#### [Aim of the task]
Whenever a line contains the string "Length", copy it out of the entries.

#### [Input for this task]

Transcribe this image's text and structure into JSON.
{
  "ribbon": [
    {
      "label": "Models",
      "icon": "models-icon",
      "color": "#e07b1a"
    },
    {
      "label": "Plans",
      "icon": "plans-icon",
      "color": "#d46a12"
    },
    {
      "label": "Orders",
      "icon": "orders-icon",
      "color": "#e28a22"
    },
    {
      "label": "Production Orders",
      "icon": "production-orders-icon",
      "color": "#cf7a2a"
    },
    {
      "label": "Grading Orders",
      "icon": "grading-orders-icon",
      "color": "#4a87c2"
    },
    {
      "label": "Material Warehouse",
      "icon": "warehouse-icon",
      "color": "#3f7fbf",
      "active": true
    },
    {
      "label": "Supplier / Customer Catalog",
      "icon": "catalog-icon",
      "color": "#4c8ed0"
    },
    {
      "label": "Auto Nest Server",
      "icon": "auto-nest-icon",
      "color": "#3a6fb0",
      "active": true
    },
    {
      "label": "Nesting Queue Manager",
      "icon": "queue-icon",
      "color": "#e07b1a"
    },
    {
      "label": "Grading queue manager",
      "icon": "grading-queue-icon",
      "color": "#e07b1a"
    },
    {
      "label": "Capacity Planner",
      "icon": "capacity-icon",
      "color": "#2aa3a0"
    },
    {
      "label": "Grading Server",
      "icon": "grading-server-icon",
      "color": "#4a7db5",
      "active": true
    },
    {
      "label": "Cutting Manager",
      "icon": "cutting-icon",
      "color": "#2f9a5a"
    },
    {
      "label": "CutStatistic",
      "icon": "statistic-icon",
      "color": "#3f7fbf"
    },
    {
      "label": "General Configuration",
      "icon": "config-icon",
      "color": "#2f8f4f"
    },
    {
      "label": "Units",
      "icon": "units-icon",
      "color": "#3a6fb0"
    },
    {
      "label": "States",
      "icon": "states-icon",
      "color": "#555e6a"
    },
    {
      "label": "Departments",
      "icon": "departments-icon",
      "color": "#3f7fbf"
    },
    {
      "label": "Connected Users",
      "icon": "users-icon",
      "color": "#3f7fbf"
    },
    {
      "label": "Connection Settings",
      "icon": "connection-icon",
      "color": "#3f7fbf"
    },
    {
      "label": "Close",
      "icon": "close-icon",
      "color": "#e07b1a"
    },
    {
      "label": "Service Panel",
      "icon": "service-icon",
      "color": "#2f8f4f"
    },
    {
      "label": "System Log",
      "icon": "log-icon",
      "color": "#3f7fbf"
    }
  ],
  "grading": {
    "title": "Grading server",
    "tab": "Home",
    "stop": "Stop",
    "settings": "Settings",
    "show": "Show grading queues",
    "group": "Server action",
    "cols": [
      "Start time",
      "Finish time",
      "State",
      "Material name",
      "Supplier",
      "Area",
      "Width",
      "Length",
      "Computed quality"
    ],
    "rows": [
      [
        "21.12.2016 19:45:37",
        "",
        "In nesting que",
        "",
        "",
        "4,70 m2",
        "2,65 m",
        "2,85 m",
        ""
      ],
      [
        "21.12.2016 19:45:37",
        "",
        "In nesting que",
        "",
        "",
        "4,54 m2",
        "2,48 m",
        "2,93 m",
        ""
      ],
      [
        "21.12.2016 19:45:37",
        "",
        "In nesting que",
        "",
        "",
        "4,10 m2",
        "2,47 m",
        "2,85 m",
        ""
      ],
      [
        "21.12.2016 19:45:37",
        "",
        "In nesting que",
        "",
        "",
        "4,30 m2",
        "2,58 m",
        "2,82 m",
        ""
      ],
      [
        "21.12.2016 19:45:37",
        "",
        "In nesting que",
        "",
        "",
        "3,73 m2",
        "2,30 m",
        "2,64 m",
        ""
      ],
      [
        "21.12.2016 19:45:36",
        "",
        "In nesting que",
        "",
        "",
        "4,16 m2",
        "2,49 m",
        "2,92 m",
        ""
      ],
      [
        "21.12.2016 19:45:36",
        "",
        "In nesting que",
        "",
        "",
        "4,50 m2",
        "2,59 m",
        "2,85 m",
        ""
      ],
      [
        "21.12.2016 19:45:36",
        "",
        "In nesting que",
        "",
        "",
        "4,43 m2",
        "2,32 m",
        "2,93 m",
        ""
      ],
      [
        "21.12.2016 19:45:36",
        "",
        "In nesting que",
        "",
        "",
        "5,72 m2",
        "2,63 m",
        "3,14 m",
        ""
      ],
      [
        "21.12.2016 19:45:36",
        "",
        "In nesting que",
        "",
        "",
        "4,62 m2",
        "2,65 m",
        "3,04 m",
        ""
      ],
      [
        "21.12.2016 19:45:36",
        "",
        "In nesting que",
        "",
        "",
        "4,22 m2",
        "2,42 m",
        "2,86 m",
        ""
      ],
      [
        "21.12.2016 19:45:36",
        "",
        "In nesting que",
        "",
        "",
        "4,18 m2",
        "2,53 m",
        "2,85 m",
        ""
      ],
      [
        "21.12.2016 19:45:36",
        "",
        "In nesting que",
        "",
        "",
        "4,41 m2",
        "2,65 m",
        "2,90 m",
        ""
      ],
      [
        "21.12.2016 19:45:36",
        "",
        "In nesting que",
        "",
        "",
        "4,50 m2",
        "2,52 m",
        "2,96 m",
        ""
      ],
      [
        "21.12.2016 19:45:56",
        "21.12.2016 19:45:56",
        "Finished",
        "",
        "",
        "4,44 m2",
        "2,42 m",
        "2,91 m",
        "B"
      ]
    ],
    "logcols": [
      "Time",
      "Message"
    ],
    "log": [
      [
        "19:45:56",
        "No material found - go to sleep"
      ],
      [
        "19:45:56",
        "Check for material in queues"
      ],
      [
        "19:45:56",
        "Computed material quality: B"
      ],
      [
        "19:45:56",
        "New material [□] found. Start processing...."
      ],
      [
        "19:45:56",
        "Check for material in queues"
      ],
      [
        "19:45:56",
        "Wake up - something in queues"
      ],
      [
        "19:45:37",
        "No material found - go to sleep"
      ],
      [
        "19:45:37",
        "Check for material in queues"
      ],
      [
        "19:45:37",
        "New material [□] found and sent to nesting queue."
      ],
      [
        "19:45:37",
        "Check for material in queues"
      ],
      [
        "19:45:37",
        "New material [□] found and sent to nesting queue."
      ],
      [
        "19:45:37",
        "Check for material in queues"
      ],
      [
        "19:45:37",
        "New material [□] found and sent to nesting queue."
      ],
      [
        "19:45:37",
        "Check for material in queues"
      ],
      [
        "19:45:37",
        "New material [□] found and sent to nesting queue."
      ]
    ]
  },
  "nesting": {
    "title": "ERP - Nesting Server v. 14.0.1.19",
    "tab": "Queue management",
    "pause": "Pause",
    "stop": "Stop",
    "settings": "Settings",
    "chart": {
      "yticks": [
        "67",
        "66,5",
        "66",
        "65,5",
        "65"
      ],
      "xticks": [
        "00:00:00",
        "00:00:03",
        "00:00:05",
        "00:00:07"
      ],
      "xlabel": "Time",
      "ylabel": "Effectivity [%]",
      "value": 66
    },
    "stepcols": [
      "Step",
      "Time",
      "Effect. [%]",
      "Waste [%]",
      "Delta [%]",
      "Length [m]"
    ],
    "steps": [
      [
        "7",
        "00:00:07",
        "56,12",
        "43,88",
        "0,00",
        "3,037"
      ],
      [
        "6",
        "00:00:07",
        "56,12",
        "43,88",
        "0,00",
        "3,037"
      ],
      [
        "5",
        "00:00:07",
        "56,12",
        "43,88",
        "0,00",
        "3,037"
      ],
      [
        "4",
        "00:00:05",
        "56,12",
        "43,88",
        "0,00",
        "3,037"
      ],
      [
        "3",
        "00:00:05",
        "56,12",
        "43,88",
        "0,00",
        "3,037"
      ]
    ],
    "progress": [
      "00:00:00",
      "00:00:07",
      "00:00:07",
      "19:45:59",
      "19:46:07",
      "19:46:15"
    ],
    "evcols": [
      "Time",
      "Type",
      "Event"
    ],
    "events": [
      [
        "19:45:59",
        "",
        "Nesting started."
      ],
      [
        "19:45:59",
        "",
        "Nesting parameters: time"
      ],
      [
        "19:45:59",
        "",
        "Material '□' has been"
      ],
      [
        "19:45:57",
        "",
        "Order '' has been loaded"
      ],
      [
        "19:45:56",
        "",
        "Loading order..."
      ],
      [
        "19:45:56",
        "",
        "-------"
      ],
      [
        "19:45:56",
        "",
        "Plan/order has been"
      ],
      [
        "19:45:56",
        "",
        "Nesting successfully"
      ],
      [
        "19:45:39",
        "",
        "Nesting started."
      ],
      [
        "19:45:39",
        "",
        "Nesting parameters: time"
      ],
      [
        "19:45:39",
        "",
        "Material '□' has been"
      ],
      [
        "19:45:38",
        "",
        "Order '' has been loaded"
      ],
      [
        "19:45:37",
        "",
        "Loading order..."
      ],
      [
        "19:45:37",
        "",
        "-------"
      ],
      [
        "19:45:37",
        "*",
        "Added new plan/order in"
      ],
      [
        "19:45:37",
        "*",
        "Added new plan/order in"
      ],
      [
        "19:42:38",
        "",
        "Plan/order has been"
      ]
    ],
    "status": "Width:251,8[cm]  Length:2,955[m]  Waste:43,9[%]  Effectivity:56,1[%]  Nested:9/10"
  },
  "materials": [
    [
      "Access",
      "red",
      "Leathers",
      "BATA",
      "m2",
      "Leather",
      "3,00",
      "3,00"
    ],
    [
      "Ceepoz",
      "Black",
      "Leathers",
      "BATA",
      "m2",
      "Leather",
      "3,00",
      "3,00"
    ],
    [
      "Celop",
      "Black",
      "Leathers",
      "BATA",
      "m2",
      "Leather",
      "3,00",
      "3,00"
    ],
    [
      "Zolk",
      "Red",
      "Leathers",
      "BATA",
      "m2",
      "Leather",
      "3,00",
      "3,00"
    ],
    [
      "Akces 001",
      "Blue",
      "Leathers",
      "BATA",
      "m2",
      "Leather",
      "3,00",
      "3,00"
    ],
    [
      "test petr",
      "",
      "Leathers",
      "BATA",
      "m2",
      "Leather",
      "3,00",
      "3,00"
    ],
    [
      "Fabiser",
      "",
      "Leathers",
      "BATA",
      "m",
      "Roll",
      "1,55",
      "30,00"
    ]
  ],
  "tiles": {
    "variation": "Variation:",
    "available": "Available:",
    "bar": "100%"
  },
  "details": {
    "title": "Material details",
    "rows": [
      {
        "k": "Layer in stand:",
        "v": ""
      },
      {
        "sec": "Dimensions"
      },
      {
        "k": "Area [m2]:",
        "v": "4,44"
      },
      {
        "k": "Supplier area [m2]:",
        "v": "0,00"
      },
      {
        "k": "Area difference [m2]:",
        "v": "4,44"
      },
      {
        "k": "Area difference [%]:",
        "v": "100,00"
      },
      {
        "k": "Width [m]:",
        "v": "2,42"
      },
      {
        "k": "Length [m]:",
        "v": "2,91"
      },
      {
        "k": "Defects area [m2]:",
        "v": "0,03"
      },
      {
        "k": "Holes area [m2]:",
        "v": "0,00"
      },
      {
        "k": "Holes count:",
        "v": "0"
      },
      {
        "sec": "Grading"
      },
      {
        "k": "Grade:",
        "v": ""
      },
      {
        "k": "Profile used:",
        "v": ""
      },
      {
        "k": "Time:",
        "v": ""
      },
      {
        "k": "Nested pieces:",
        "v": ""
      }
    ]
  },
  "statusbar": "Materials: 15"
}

#### [Output]
      "Length",
      "Length [m]"
    "status": "Width:251,8[cm]  Length:2,955[m]  Waste:43,9[%]  Effectivity:56,1[%]  Nested:9/10"
        "k": "Length [m]:",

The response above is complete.